As Johnny Cash famously sang at Folsom Prison, I'm busted. At the end of the month, my hours at work will be cut back a third, leaving me to scramble for freelance work to make up the gap. And I'm one of the lucky ones. Some of my coworkers have been laid off. Many of you are undoubtedly feeling the recession's pinch, too. We're eating beans and rice, turning down invitations to go out, and forgoing two-ply toilet paper for whatever's on sale. I can pass up a new pair of shoes without missing a beat, and although I enjoy eating out, I'm happy to cook at home. What really gets me down is knowing that, for now anyway, new perfume is out of the question.

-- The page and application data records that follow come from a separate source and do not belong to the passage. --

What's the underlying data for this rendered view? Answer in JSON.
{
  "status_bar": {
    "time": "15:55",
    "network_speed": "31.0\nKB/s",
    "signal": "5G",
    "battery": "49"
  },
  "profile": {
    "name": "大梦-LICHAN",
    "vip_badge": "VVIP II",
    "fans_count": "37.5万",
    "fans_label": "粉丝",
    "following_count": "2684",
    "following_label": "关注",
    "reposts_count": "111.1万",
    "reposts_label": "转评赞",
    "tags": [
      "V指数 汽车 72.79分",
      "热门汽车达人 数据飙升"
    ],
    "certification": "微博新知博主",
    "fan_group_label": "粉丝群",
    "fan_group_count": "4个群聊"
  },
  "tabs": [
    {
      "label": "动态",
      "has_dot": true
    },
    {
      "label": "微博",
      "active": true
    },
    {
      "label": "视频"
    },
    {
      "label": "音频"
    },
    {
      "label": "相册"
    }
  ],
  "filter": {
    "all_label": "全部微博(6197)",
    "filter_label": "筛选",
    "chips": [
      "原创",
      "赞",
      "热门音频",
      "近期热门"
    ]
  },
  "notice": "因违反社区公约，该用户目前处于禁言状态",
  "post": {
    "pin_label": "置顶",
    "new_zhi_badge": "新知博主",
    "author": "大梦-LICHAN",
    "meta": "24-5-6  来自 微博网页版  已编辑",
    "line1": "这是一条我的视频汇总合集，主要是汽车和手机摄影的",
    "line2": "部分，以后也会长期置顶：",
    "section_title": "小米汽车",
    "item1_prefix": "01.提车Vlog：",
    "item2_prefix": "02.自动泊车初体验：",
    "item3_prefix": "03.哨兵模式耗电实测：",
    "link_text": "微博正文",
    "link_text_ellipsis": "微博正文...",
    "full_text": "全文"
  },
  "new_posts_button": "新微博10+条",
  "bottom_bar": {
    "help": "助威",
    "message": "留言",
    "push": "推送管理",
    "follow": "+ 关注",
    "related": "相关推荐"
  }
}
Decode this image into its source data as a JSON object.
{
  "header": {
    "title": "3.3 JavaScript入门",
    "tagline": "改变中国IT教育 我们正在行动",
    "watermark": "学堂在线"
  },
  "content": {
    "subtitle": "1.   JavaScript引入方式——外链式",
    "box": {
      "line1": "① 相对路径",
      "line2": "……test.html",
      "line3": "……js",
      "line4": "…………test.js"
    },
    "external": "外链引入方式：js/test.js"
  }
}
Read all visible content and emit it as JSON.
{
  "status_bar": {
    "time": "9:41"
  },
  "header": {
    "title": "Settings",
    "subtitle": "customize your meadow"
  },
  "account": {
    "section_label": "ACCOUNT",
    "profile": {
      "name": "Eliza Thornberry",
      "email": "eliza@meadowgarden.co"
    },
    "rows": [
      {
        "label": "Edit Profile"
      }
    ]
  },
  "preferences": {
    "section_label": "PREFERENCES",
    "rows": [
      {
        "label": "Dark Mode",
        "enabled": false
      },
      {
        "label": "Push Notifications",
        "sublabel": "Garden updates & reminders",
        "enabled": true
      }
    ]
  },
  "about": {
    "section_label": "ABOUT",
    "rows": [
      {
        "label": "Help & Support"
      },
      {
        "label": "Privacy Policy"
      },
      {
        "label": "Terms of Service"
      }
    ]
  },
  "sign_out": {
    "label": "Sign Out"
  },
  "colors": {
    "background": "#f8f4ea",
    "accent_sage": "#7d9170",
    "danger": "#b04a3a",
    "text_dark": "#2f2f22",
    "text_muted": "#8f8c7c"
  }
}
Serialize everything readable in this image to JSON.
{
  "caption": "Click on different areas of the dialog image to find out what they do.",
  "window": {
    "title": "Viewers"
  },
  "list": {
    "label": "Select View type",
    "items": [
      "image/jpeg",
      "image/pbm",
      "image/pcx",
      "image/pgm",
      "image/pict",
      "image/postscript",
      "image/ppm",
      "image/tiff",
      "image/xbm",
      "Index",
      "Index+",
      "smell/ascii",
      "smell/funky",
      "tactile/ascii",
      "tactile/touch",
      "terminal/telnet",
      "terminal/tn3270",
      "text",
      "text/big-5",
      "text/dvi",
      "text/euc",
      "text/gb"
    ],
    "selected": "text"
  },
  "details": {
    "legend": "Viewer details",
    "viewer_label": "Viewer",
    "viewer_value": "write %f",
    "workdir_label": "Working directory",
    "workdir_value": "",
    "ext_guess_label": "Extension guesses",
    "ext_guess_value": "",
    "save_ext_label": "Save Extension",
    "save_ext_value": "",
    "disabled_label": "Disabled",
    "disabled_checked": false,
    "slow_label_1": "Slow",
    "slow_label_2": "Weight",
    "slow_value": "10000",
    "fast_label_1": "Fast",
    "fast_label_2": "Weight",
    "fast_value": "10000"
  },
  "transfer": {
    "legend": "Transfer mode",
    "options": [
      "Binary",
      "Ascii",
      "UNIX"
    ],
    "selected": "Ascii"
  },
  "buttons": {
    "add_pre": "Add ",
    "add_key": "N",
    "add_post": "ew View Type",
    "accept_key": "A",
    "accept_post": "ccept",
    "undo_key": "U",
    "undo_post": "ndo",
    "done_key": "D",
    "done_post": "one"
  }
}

Right now, I'm longing for a bottle of Hermès Bel Ami. Plus, I just know that an earthy, dry jasmine fragrance (any suggestions?) would change my life. A non-perfume lover who stumbled on this post might say, "Boo hoo, no perfume. Well, I can't pay my mortgage." I can't argue with that. But I do live an unusually thrifty life compared to that of most Americans: no cable, no cell phone, no gym membership, and my car has been paid off since 1986. (Yes, you read that right.) Nearly all my wardrobe is culled from thrift shops and vintage clothing stores, I bicycle whenever I can, and even my cat came from the Humane Society with a 30 percent discount. Perfume is my great extravagance.
And yet what a rich life I — and probably you, perfume lover — live. I've learned that it's much more rewarding to have fewer and more satisfying things. One good farm egg is worth three factory-produced eggs. My walls are lined with art that friends have made, every book on my shelves means something to me, and my bedsheets are lined-dried, thick cotton muslin. My nightly bath in the clawfoot tub that used to be a planter in my neighbor's yard is more relaxing than all the facials fancy spas around town might offer.
Many of the Now Smell This readers that I've met have rich lives, too, that have little to do with spending a lot of money. One reader makes a luxurious shea butter cream that could sell in a fancy boutique, but she gives it to friends. Another reader has a startling sense of color and beauty and creates stunning knitted wire jewelry. She also makes delicious Indian food. Yet another reader I was lucky to meet in New York has an enviable knowledge of the city. Every corner seemed to hold stories for her.
Perfume can teach us to focus, to appreciate, if we let it. In relaxing into a spritz of Christian Dior Miss Dior or Guerlain L'Heure Bleue we learn to pay attention to what is in front of us rather than flit off to the next sensation. Loving perfume has tempted me to gather as many scents as I can to enjoy. But it's also taught me to concentrate on the beauty and full development of one fragrance at a time. Or one pleasure at a time.
My perfume cabinet holds more perfume than I'll ever be able to use. It's challenging times like these that remind me to slow down and appreciate what I already have. Bel Ami isn't going away any time soon. Meanwhile, it's time to revisit those Jean Patous.